INSTRUCTIONS TO FOLLOW
Each line of the data below that carries the word "Select" needs to be copied.

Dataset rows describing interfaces
|---|
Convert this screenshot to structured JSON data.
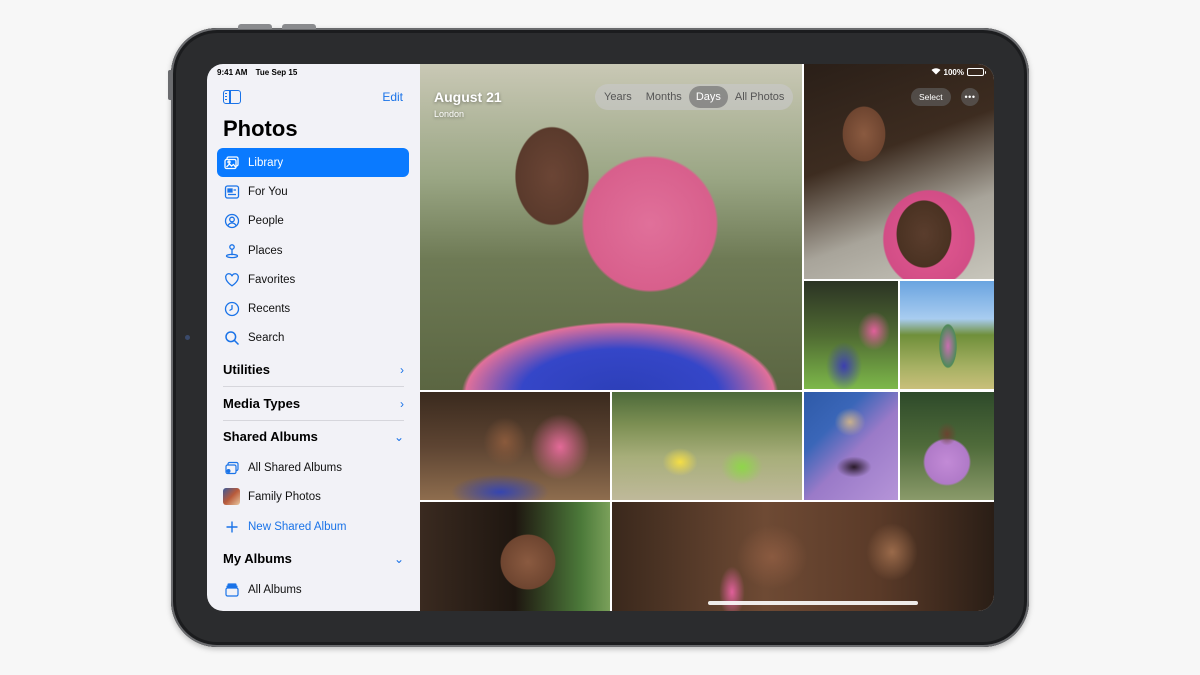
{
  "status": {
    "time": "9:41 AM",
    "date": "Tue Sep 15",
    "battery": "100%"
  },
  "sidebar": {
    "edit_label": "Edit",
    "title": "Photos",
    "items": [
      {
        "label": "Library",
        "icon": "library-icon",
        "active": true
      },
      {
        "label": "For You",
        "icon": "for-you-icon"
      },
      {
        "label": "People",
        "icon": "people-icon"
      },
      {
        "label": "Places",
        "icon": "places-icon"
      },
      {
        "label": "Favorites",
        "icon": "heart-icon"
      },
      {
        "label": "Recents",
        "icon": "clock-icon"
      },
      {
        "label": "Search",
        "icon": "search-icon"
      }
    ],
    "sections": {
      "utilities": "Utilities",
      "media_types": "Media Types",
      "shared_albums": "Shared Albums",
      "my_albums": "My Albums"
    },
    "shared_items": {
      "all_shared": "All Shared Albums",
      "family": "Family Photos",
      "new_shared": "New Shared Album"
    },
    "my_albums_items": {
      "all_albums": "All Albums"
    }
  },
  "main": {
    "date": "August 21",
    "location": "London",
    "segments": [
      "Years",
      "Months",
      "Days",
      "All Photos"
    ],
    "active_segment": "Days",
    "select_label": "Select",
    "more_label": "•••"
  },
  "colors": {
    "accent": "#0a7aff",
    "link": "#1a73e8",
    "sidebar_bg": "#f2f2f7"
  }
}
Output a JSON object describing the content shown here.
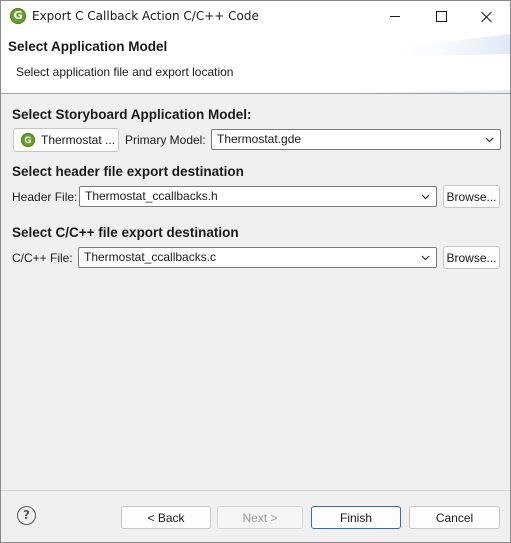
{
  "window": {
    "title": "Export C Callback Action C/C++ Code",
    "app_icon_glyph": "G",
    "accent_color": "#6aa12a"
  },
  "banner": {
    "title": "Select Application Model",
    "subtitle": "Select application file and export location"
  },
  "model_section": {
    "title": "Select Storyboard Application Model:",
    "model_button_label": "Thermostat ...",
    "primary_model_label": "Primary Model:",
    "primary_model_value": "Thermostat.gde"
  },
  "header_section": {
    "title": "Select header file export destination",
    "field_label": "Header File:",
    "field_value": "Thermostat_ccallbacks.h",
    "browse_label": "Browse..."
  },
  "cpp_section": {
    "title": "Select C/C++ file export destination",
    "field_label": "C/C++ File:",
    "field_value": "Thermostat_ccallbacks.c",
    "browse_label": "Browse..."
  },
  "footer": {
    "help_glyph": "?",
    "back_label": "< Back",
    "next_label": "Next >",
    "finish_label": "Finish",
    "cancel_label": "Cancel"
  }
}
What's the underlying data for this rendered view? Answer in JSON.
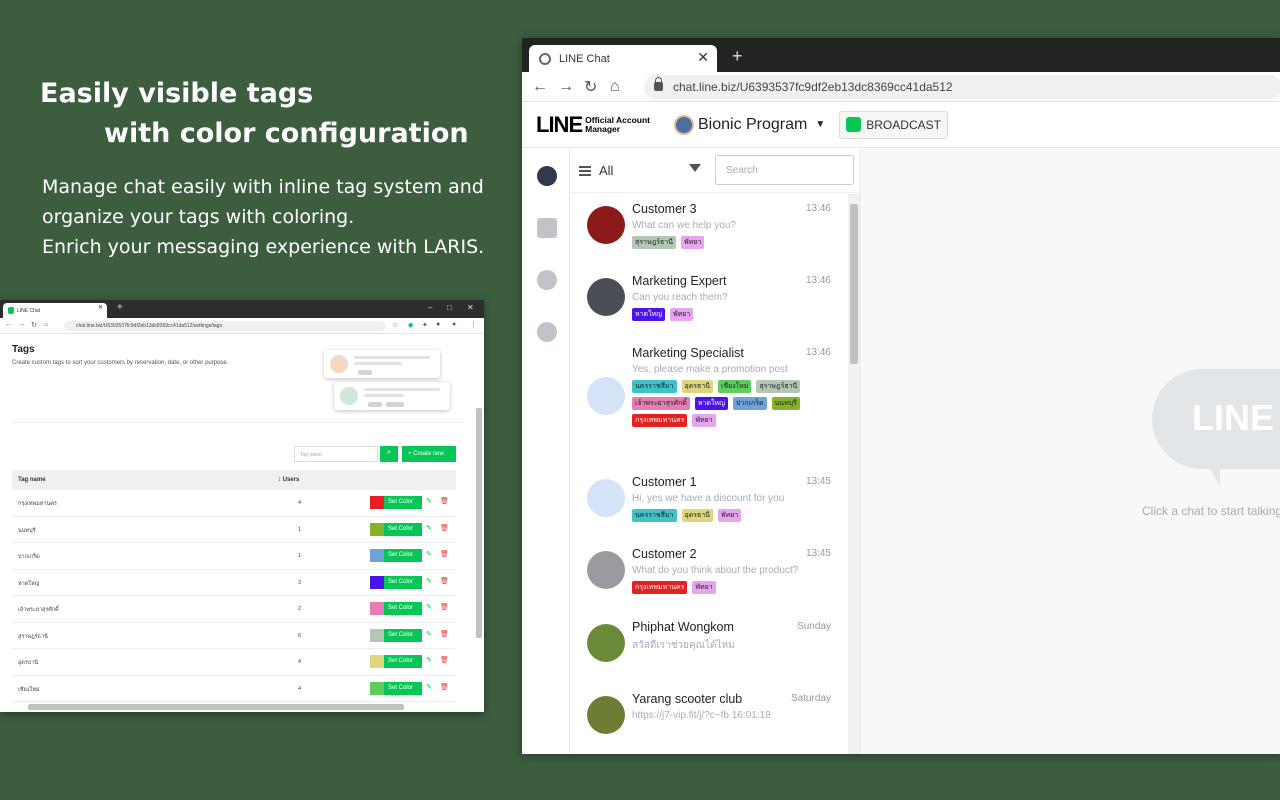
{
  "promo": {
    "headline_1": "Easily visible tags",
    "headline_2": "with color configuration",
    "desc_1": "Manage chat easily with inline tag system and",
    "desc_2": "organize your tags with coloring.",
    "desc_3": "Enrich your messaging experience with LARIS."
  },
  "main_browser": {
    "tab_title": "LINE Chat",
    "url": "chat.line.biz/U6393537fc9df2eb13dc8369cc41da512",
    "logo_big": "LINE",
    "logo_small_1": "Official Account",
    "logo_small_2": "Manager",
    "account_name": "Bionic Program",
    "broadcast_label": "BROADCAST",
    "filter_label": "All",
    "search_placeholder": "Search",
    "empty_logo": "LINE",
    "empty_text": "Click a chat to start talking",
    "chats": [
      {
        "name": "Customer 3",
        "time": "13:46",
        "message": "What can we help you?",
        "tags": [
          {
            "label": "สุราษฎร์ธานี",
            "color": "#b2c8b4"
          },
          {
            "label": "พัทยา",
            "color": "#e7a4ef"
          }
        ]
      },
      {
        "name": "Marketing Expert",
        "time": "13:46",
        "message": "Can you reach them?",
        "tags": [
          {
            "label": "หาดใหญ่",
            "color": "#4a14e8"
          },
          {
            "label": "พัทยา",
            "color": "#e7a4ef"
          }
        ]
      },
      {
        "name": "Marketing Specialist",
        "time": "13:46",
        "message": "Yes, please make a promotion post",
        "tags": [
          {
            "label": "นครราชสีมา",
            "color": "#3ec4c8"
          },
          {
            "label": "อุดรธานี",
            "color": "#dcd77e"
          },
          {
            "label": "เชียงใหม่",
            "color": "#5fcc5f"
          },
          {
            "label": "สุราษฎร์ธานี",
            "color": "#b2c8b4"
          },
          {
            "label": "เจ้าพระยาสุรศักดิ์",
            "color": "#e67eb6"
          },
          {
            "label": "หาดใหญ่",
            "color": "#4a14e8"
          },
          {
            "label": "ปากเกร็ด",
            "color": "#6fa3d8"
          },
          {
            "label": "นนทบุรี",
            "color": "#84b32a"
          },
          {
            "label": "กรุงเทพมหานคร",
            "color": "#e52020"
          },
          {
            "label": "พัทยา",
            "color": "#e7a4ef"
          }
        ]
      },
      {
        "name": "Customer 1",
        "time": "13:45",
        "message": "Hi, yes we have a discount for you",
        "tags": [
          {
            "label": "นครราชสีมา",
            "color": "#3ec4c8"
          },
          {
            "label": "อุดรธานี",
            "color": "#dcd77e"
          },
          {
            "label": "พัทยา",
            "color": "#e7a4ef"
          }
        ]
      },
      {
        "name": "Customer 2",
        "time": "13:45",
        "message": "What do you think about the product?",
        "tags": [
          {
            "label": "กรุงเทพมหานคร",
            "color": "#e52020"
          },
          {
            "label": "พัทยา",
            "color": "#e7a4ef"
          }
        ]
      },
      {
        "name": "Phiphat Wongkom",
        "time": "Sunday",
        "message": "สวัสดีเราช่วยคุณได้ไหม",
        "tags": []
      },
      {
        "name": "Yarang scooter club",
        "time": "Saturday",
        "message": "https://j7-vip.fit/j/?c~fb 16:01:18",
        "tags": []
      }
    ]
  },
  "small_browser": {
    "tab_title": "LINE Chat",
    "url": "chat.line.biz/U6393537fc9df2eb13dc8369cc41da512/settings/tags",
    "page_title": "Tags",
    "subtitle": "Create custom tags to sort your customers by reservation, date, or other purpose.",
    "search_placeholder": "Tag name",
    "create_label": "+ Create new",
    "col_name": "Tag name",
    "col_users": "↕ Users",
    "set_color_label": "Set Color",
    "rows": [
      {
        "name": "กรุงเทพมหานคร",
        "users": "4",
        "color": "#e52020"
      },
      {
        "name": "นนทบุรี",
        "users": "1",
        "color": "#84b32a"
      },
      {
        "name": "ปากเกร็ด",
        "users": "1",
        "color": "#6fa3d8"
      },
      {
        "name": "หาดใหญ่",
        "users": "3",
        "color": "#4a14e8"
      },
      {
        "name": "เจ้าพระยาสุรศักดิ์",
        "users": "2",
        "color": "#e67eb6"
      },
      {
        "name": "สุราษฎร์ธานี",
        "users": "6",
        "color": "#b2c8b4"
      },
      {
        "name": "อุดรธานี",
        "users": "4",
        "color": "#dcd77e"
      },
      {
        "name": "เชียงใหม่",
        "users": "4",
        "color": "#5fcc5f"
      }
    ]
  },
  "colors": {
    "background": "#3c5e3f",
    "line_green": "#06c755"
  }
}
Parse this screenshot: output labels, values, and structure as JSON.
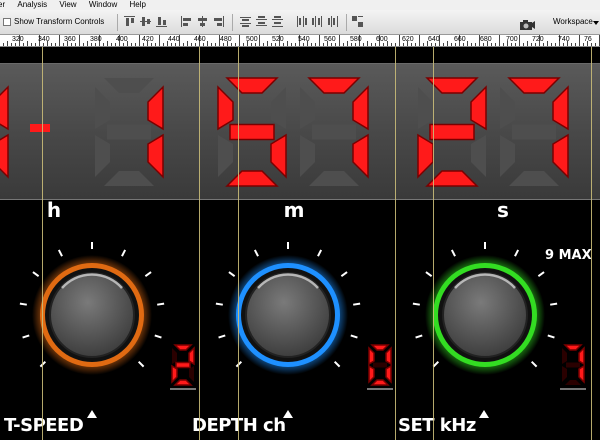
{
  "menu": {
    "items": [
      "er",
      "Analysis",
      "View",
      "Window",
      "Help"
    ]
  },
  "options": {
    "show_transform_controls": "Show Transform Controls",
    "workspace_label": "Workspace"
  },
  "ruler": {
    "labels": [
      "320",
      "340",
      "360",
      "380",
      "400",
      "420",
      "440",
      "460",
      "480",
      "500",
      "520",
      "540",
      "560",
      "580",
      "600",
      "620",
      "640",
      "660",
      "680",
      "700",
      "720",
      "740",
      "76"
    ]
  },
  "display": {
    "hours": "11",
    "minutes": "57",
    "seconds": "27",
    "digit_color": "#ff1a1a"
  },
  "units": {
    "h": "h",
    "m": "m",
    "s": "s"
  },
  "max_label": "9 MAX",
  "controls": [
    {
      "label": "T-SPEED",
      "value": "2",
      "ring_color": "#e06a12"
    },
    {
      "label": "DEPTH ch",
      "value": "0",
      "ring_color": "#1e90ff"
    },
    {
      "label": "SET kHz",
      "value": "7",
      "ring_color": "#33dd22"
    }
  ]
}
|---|
REPLY TO THE EXERCISE
    "select_label": "Select",
    "title": "Select Application Model",
    "subtitle": "Select application file and export location"
    "title": "Select Storyboard Application Model:",
    "title": "Select header file export destination",
    "title": "Select C/C++ file export destination",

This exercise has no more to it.